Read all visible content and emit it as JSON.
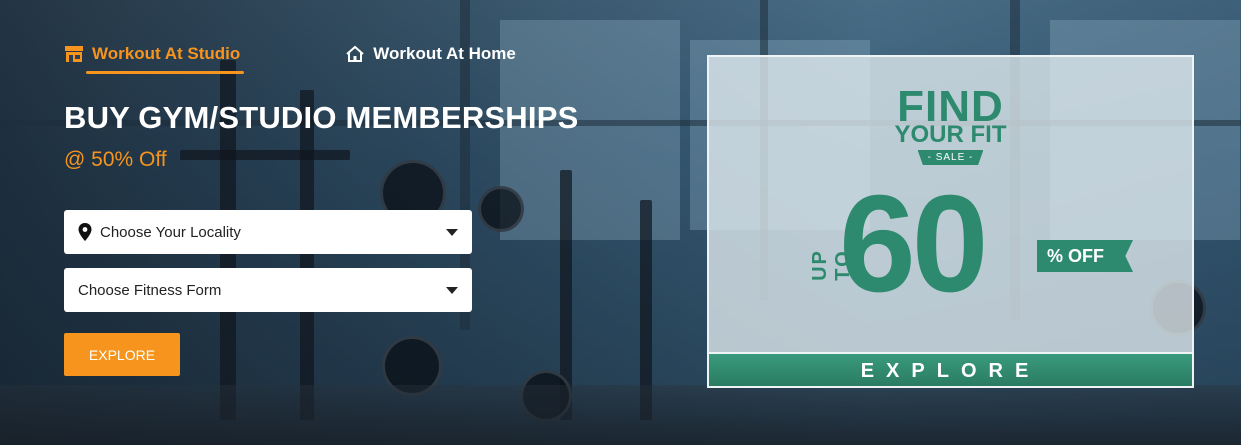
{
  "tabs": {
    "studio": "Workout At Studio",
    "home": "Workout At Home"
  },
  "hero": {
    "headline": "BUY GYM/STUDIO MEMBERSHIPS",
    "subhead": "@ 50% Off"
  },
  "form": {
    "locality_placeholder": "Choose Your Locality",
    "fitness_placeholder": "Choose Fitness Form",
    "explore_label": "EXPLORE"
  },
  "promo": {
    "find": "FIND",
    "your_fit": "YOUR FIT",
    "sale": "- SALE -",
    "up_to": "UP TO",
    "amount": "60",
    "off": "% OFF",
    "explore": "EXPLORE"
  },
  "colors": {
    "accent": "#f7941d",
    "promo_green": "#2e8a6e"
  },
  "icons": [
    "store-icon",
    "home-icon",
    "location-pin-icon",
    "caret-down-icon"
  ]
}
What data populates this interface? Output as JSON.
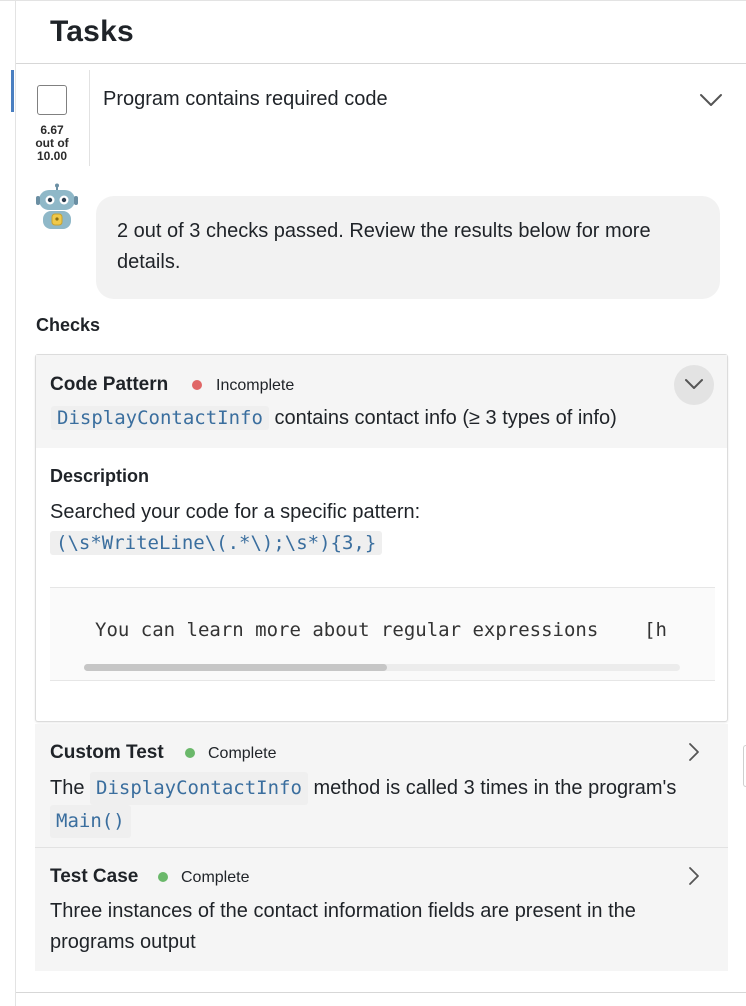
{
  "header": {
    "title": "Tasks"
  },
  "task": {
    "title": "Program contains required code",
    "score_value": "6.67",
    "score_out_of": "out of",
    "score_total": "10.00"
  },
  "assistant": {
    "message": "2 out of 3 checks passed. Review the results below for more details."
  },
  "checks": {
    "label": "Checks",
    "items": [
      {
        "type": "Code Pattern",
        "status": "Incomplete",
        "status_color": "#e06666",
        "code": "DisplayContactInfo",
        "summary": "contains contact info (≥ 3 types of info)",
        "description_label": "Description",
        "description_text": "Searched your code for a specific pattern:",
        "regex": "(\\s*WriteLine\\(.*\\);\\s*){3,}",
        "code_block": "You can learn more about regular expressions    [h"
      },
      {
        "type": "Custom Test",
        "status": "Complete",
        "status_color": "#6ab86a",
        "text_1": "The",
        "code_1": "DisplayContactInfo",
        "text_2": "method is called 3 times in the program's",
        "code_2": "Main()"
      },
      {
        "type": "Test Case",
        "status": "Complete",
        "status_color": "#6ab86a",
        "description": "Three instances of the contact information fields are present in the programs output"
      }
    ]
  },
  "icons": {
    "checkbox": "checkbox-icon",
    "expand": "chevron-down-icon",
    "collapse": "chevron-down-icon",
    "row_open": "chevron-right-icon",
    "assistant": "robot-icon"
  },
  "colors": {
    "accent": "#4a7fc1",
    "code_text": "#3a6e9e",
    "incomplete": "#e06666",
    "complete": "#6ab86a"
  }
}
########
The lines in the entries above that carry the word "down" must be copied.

## ANSWER AREA
    "caret-down-icon"
    "expand": "chevron-down-icon",
    "collapse": "chevron-down-icon",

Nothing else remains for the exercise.